START MATERIAL FOR THIS TASK

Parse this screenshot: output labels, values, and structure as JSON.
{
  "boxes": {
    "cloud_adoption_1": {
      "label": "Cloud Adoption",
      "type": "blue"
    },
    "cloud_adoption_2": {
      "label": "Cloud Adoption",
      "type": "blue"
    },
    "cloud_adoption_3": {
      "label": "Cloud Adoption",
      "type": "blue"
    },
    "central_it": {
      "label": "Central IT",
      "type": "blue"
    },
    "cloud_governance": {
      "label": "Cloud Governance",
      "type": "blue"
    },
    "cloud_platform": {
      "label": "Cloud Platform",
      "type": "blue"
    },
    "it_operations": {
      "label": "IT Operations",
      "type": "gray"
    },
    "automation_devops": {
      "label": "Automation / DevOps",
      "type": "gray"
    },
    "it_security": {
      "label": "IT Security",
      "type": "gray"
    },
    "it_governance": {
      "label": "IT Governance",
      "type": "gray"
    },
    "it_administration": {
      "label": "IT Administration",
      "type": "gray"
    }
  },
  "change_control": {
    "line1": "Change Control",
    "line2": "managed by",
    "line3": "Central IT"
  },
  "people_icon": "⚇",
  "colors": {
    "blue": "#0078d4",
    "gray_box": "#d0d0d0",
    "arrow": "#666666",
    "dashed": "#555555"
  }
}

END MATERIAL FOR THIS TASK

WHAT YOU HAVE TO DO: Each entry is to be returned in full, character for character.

EXERCISE RESPONSE:
Parse this screenshot: output labels, values, and structure as JSON.
{
  "boxes": {
    "cloud_adoption_1": {
      "label": "Cloud Adoption",
      "type": "blue"
    },
    "cloud_adoption_2": {
      "label": "Cloud Adoption",
      "type": "blue"
    },
    "cloud_adoption_3": {
      "label": "Cloud Adoption",
      "type": "blue"
    },
    "central_it": {
      "label": "Central IT",
      "type": "blue"
    },
    "cloud_governance": {
      "label": "Cloud Governance",
      "type": "blue"
    },
    "cloud_platform": {
      "label": "Cloud Platform",
      "type": "blue"
    },
    "it_operations": {
      "label": "IT Operations",
      "type": "gray"
    },
    "automation_devops": {
      "label": "Automation / DevOps",
      "type": "gray"
    },
    "it_security": {
      "label": "IT Security",
      "type": "gray"
    },
    "it_governance": {
      "label": "IT Governance",
      "type": "gray"
    },
    "it_administration": {
      "label": "IT Administration",
      "type": "gray"
    }
  },
  "change_control": {
    "line1": "Change Control",
    "line2": "managed by",
    "line3": "Central IT"
  },
  "people_icon": "⚇",
  "colors": {
    "blue": "#0078d4",
    "gray_box": "#d0d0d0",
    "arrow": "#666666",
    "dashed": "#555555"
  }
}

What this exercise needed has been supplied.